If choking is something you and your partner would also like to explore, make sure not to take this action lightly. Most couples that do enjoy choking do it incorrectly, in a way that can cause damage to the larynx and esophagus.

When choking your partner, do not press flatly on the throat but rather use your thumb and index finger on opposite sides of the neck to squeeze lightly.

Asphyxiation play can be fun, but can also be extremely dangerous if you do not take it seriously. Just be smart and take it slow.

AFTER:

Aftercare is extremely important after what could be hours of intense sexual activity.

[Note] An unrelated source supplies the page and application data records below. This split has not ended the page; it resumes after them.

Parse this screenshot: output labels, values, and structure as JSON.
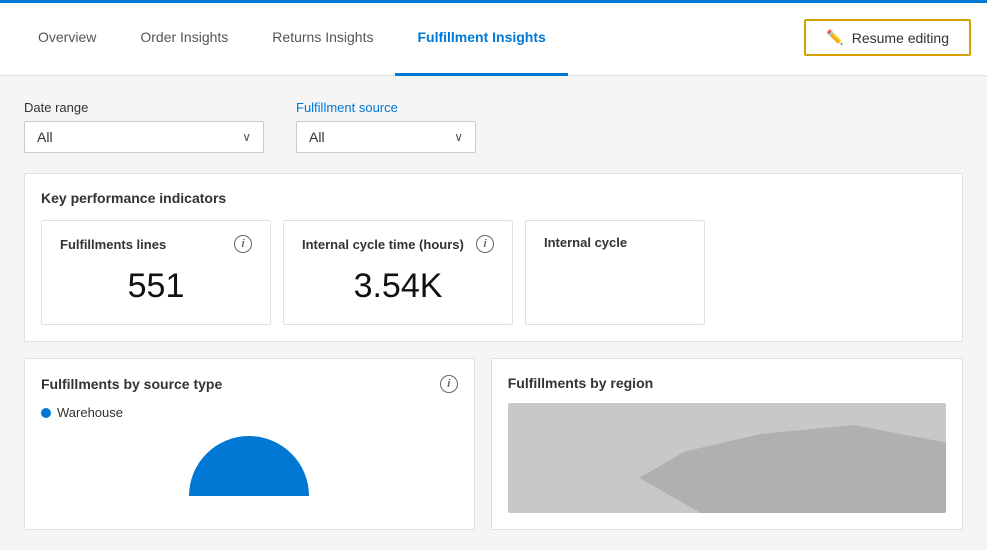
{
  "nav": {
    "tabs": [
      {
        "id": "overview",
        "label": "Overview",
        "active": false
      },
      {
        "id": "order-insights",
        "label": "Order Insights",
        "active": false
      },
      {
        "id": "returns-insights",
        "label": "Returns Insights",
        "active": false
      },
      {
        "id": "fulfillment-insights",
        "label": "Fulfillment Insights",
        "active": true
      }
    ],
    "resume_editing_label": "Resume editing"
  },
  "filters": {
    "date_range": {
      "label": "Date range",
      "value": "All"
    },
    "fulfillment_source": {
      "label": "Fulfillment source",
      "value": "All"
    }
  },
  "kpi": {
    "section_title": "Key performance indicators",
    "cards": [
      {
        "title": "Fulfillments lines",
        "value": "551"
      },
      {
        "title": "Internal cycle time (hours)",
        "value": "3.54K"
      },
      {
        "title": "Internal cycle",
        "value": ""
      }
    ]
  },
  "charts": {
    "by_source": {
      "title": "Fulfillments by source type",
      "legend": [
        {
          "label": "Warehouse",
          "color": "#0078d4"
        }
      ]
    },
    "by_region": {
      "title": "Fulfillments by region"
    }
  }
}
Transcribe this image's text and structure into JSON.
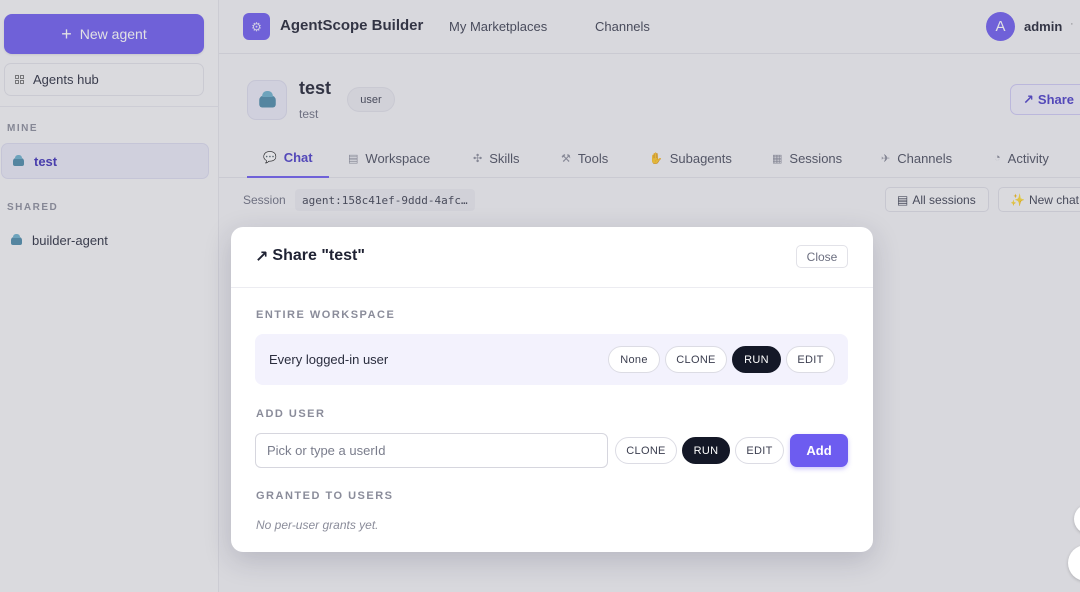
{
  "sidebar": {
    "new_agent": "New agent",
    "hub": "Agents hub",
    "mine_label": "MINE",
    "mine_items": [
      {
        "label": "test"
      }
    ],
    "shared_label": "SHARED",
    "shared_items": [
      {
        "label": "builder-agent"
      }
    ]
  },
  "topbar": {
    "brand": "AgentScope Builder",
    "nav": [
      "My Marketplaces",
      "Channels"
    ],
    "user_initial": "A",
    "user_name": "admin"
  },
  "agent": {
    "name": "test",
    "subtitle": "test",
    "role": "user",
    "share_label": "Share"
  },
  "tabs": [
    {
      "label": "Chat",
      "icon": "chat-icon"
    },
    {
      "label": "Workspace",
      "icon": "folder-icon"
    },
    {
      "label": "Skills",
      "icon": "puzzle-icon"
    },
    {
      "label": "Tools",
      "icon": "tools-icon"
    },
    {
      "label": "Subagents",
      "icon": "handshake-icon"
    },
    {
      "label": "Sessions",
      "icon": "list-icon"
    },
    {
      "label": "Channels",
      "icon": "satellite-icon"
    },
    {
      "label": "Activity",
      "icon": "clock-icon"
    }
  ],
  "session": {
    "label": "Session",
    "id": "agent:158c41ef-9ddd-4afc…",
    "all_sessions": "All sessions",
    "new_chat": "New chat"
  },
  "modal": {
    "title": "Share \"test\"",
    "close": "Close",
    "workspace_label": "ENTIRE WORKSPACE",
    "workspace_row": "Every logged-in user",
    "workspace_options": [
      "None",
      "CLONE",
      "RUN",
      "EDIT"
    ],
    "workspace_selected": "RUN",
    "add_user_label": "ADD USER",
    "user_placeholder": "Pick or type a userId",
    "user_options": [
      "CLONE",
      "RUN",
      "EDIT"
    ],
    "user_selected": "RUN",
    "add": "Add",
    "granted_label": "GRANTED TO USERS",
    "granted_empty": "No per-user grants yet."
  }
}
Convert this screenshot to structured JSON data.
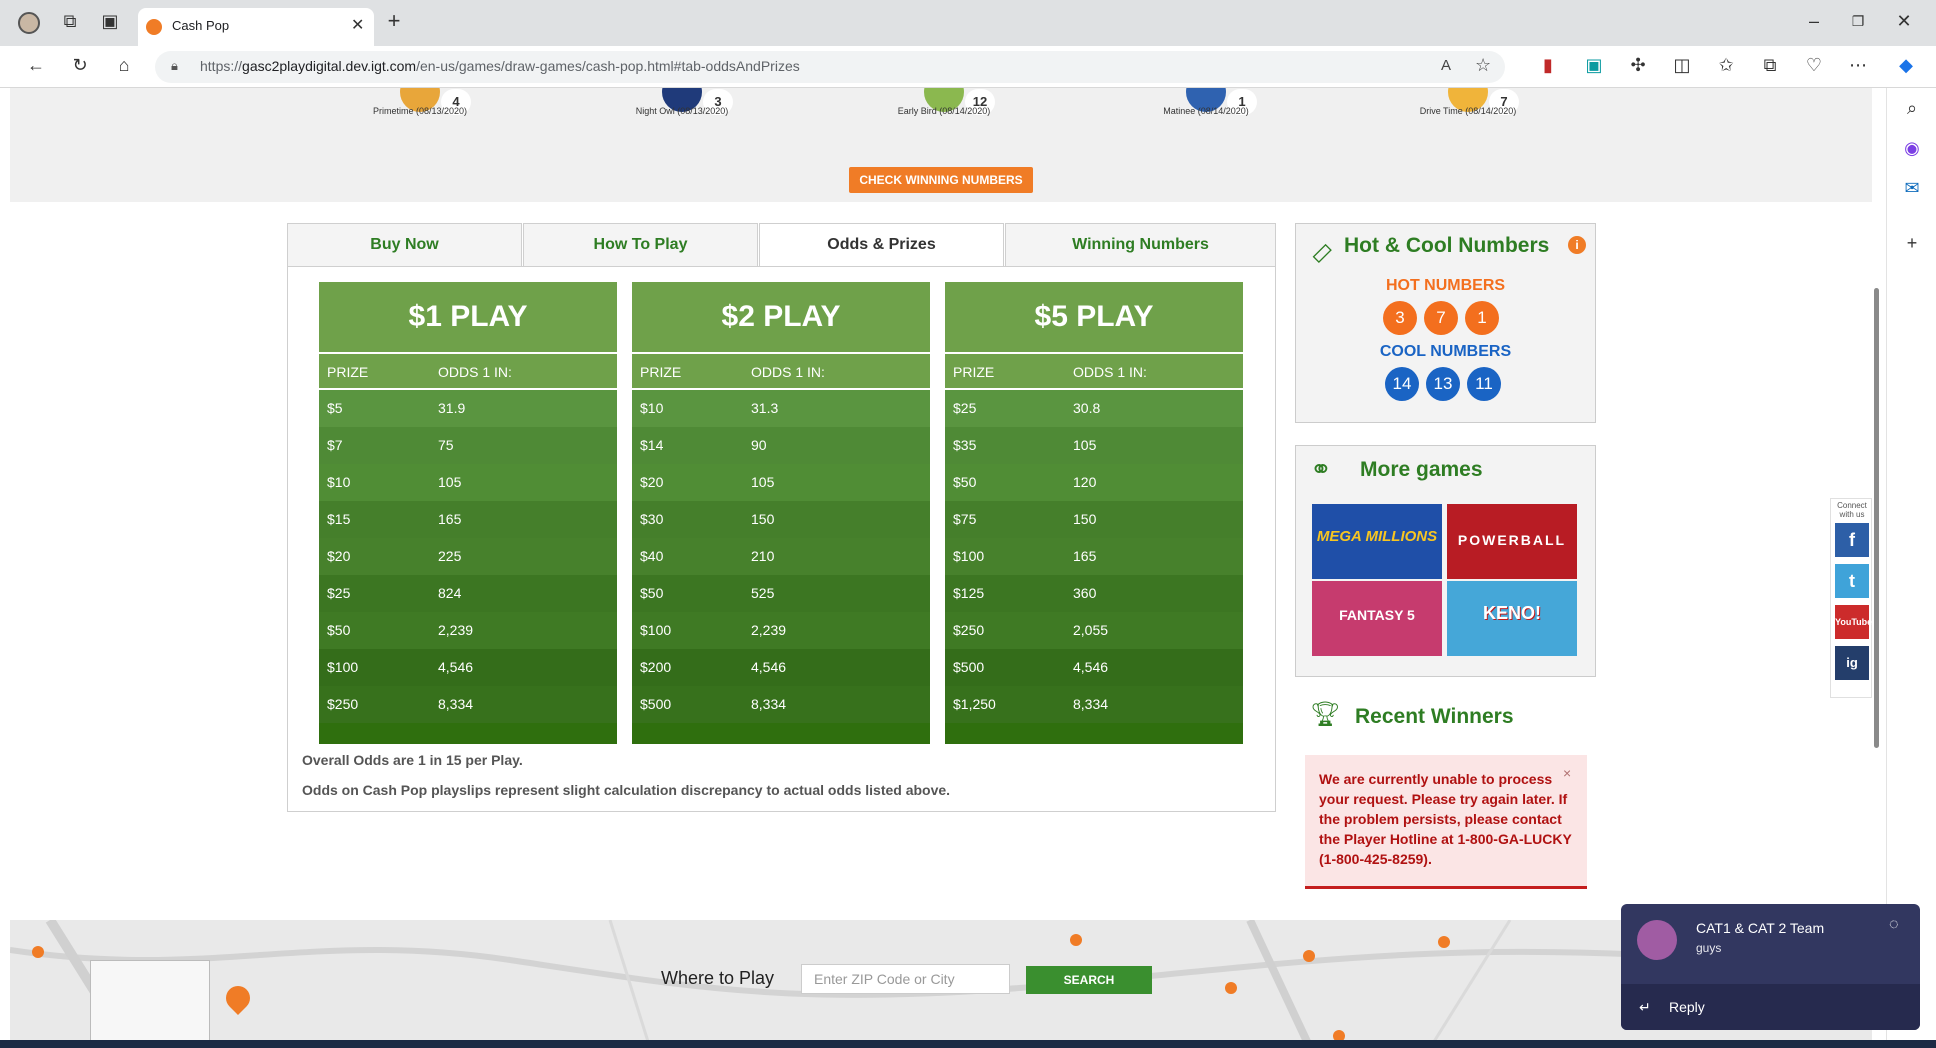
{
  "browser": {
    "tab_title": "Cash Pop",
    "url_prefix": "https://",
    "url_host": "gasc2playdigital.dev.igt.com",
    "url_path": "/en-us/games/draw-games/cash-pop.html#tab-oddsAndPrizes"
  },
  "draws": [
    {
      "label": "Primetime (08/13/2020)",
      "number": "4",
      "color": "#e8a63a"
    },
    {
      "label": "Night Owl (08/13/2020)",
      "number": "3",
      "color": "#1f3a7a"
    },
    {
      "label": "Early Bird (08/14/2020)",
      "number": "12",
      "color": "#8bb84f"
    },
    {
      "label": "Matinee (08/14/2020)",
      "number": "1",
      "color": "#2f62b0"
    },
    {
      "label": "Drive Time (08/14/2020)",
      "number": "7",
      "color": "#f0b43a"
    }
  ],
  "check_button": "CHECK WINNING NUMBERS",
  "tabs": [
    "Buy Now",
    "How To Play",
    "Odds & Prizes",
    "Winning Numbers"
  ],
  "cards": [
    {
      "title": "$1 PLAY",
      "col_prize": "PRIZE",
      "col_odds": "ODDS 1 IN:",
      "rows": [
        [
          "$5",
          "31.9"
        ],
        [
          "$7",
          "75"
        ],
        [
          "$10",
          "105"
        ],
        [
          "$15",
          "165"
        ],
        [
          "$20",
          "225"
        ],
        [
          "$25",
          "824"
        ],
        [
          "$50",
          "2,239"
        ],
        [
          "$100",
          "4,546"
        ],
        [
          "$250",
          "8,334"
        ]
      ]
    },
    {
      "title": "$2 PLAY",
      "col_prize": "PRIZE",
      "col_odds": "ODDS 1 IN:",
      "rows": [
        [
          "$10",
          "31.3"
        ],
        [
          "$14",
          "90"
        ],
        [
          "$20",
          "105"
        ],
        [
          "$30",
          "150"
        ],
        [
          "$40",
          "210"
        ],
        [
          "$50",
          "525"
        ],
        [
          "$100",
          "2,239"
        ],
        [
          "$200",
          "4,546"
        ],
        [
          "$500",
          "8,334"
        ]
      ]
    },
    {
      "title": "$5 PLAY",
      "col_prize": "PRIZE",
      "col_odds": "ODDS 1 IN:",
      "rows": [
        [
          "$25",
          "30.8"
        ],
        [
          "$35",
          "105"
        ],
        [
          "$50",
          "120"
        ],
        [
          "$75",
          "150"
        ],
        [
          "$100",
          "165"
        ],
        [
          "$125",
          "360"
        ],
        [
          "$250",
          "2,055"
        ],
        [
          "$500",
          "4,546"
        ],
        [
          "$1,250",
          "8,334"
        ]
      ]
    }
  ],
  "notes": {
    "overall": "Overall Odds are 1 in 15 per Play.",
    "discrepancy": "Odds on Cash Pop playslips represent slight calculation discrepancy to actual odds listed above."
  },
  "hot_cool": {
    "title": "Hot & Cool Numbers",
    "hot_label": "HOT NUMBERS",
    "hot": [
      "3",
      "7",
      "1"
    ],
    "cool_label": "COOL NUMBERS",
    "cool": [
      "14",
      "13",
      "11"
    ]
  },
  "more_games": {
    "title": "More games",
    "games": [
      "MEGA MILLIONS",
      "POWERBALL",
      "FANTASY 5",
      "KENO!"
    ]
  },
  "recent_winners": {
    "title": "Recent Winners",
    "error": "We are currently unable to process your request. Please try again later. If the problem persists, please contact the Player Hotline at 1-800-GA-LUCKY (1-800-425-8259)."
  },
  "social": {
    "label": "Connect with us",
    "buttons": [
      "f",
      "t",
      "YouTube",
      "ig"
    ]
  },
  "where_to_play": {
    "title": "Where to Play",
    "placeholder": "Enter ZIP Code or City",
    "button": "SEARCH"
  },
  "toast": {
    "title": "CAT1 & CAT 2 Team",
    "message": "guys",
    "reply": "Reply"
  }
}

Some acts in the BDSM community can often drive your partner to their physical limits, but can push them to their emotional limits as well.

It is all dependent on your partner’s needs, but cuddling is a good start to aftercare — hold them tight, play with their hair, whisper sweet things in their ear. Let your partner reel back from being pushed to their limits.

Running a bath is also a good aftercare routine. Sit in a bathtub with your partner and enjoy scented candles, light kisses and caressing. After your first time, give your partner some basic aftercare. Once they have finally reeled back — discuss with them what they would like after the session.

The point of aftercare is helping your partner decompress and allows you to build a strong emotional and physical bond.

Communicating after a session is incredibly important. Discuss what you liked, what you didn’t like and what you hope to try next time.

BDSM is not for everyone and that is okay, but if it is, just be sure to do it safely and be sure to have fun!